• [PROBLEM REQUIREMENTS]:
Scan the entries below for the string "data" and copy every line where it turns up.

• [TASK INPUT]:
□ □ □ □
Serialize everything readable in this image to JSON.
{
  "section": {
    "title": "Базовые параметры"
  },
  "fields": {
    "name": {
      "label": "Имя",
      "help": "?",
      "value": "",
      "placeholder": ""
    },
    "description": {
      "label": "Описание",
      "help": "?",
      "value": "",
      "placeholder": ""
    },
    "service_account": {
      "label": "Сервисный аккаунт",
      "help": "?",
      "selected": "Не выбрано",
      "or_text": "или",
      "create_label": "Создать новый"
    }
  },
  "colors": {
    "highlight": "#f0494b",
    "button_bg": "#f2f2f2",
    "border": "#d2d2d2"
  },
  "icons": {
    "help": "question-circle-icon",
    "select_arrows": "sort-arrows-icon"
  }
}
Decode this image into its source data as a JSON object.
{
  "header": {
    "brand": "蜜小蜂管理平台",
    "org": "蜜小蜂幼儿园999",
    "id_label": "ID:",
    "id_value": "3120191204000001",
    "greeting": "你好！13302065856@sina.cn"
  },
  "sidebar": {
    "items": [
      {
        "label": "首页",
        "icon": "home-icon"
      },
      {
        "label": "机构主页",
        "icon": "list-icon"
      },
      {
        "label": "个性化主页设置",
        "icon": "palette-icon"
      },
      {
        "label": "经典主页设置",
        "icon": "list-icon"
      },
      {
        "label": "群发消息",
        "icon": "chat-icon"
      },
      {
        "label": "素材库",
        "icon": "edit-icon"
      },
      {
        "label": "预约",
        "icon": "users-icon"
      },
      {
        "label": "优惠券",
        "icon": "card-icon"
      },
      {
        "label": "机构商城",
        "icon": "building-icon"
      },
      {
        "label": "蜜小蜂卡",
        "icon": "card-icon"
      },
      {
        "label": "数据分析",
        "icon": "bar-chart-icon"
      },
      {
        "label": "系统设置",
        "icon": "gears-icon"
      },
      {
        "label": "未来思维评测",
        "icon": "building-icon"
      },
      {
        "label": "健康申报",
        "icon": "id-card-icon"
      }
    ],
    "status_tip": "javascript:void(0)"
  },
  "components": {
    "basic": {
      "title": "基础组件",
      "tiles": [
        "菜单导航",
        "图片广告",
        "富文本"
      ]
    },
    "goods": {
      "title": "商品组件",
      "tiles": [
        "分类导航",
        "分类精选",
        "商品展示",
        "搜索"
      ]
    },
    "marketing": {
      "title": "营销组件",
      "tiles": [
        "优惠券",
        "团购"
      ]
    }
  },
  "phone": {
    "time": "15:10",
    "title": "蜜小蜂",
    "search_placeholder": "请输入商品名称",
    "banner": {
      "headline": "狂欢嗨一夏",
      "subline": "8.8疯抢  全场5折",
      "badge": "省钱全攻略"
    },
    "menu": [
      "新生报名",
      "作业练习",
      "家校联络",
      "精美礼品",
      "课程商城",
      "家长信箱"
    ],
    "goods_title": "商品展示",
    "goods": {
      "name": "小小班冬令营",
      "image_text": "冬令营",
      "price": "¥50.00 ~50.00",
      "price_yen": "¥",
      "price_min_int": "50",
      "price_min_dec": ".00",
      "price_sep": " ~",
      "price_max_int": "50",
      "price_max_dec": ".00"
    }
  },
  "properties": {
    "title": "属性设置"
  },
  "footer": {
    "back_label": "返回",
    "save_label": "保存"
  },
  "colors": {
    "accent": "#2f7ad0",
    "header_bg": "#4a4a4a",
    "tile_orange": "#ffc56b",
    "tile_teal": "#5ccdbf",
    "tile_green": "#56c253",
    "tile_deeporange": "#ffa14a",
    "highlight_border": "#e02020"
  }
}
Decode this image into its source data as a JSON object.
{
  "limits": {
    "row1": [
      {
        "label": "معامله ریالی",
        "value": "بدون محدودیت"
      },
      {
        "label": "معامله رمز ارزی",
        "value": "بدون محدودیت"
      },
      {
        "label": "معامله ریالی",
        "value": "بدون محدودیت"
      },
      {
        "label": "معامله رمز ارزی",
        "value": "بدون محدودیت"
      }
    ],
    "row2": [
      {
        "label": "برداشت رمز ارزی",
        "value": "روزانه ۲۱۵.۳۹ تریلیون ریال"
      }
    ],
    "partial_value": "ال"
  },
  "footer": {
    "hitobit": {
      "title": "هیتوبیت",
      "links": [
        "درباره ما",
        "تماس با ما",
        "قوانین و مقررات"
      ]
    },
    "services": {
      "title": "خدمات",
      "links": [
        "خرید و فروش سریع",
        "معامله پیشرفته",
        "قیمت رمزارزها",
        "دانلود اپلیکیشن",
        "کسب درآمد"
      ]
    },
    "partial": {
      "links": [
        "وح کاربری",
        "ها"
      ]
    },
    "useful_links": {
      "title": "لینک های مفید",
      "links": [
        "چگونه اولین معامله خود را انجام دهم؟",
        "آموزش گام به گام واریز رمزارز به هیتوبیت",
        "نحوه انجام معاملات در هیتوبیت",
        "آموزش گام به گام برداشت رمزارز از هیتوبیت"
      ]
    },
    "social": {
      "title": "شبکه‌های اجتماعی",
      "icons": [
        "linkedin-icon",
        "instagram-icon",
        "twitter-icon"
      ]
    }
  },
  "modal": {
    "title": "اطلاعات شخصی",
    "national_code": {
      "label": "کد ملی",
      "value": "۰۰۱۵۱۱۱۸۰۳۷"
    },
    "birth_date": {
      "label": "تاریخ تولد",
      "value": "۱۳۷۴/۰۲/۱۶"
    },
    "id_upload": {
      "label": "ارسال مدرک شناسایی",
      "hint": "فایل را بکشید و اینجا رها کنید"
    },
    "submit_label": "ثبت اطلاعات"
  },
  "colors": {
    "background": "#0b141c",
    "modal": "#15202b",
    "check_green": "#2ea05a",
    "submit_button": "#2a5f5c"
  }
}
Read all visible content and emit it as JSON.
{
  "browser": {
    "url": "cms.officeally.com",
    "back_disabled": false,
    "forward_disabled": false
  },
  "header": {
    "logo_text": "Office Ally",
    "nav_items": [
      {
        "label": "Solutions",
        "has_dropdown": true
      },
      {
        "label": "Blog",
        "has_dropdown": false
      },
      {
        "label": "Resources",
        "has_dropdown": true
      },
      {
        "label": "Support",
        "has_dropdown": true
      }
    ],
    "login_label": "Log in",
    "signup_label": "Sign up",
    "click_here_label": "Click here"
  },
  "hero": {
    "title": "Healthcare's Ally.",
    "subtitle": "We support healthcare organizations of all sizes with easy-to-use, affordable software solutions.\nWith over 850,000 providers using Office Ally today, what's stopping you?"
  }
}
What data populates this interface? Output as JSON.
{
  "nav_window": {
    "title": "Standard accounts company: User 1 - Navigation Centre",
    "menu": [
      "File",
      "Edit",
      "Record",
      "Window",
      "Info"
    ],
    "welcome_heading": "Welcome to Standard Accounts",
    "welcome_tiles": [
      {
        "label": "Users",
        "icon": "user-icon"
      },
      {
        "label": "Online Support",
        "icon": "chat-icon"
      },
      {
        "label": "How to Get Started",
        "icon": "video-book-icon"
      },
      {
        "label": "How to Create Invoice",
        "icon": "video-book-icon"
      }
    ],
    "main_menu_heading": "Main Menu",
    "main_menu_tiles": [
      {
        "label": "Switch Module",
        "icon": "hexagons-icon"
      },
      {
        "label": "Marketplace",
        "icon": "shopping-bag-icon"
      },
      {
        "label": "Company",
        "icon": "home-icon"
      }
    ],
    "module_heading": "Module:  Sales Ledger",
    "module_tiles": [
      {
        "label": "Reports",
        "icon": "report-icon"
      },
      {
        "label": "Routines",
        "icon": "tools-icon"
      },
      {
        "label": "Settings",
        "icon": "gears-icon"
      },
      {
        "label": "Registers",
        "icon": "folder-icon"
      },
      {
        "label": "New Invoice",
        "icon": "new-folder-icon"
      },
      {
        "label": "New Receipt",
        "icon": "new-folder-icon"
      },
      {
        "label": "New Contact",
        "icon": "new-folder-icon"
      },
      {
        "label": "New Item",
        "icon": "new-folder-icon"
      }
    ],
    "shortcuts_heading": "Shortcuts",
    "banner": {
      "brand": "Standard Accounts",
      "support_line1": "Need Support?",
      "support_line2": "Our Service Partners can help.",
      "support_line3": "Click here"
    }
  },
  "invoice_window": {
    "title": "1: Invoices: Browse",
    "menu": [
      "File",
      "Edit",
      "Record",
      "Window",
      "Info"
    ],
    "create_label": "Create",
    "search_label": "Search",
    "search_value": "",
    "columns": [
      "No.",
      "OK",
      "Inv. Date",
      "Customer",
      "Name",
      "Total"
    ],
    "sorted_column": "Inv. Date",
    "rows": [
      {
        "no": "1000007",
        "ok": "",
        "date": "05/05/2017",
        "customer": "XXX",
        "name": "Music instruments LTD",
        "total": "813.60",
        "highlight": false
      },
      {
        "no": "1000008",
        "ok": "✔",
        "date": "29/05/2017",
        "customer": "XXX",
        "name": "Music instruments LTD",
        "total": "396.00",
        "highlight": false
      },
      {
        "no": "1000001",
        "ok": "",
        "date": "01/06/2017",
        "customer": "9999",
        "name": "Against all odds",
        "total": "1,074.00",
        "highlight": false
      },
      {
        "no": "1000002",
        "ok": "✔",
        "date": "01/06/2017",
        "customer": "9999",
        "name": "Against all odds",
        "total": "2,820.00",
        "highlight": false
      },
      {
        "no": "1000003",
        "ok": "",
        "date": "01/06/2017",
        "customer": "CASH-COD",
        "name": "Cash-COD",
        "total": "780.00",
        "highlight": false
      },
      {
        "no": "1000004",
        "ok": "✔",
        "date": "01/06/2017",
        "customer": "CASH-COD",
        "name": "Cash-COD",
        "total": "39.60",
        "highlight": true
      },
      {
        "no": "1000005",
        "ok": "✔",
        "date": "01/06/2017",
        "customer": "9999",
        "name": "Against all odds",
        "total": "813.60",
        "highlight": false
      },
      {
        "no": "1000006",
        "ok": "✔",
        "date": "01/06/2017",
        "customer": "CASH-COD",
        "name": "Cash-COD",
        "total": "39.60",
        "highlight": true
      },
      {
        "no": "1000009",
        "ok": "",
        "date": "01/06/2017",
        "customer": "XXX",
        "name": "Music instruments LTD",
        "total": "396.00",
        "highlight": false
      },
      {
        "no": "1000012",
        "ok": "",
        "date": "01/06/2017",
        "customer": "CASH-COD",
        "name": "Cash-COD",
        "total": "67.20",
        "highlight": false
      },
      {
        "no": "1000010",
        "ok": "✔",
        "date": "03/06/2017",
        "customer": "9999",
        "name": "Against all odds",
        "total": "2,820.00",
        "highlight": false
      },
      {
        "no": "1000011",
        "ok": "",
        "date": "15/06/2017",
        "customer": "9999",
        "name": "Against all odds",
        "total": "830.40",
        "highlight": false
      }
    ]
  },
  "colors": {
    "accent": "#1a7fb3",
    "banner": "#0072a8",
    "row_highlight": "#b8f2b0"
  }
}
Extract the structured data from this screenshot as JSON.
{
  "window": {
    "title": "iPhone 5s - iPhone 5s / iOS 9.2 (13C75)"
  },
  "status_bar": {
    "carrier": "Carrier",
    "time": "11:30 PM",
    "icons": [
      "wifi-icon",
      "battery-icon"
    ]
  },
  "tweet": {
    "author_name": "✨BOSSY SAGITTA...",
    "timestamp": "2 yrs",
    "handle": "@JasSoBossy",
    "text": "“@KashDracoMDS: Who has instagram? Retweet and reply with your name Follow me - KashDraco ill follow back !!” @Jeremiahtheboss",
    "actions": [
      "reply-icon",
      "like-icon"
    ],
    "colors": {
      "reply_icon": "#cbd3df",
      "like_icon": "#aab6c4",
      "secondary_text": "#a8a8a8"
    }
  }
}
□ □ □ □
• [SOLUTION TO THIS TASK]:
Decode this image into its source data as a JSON object.
Decode this image into its source data as a JSON object.
What data populates this interface? Output as JSON.
Extract the structured data from this screenshot as JSON.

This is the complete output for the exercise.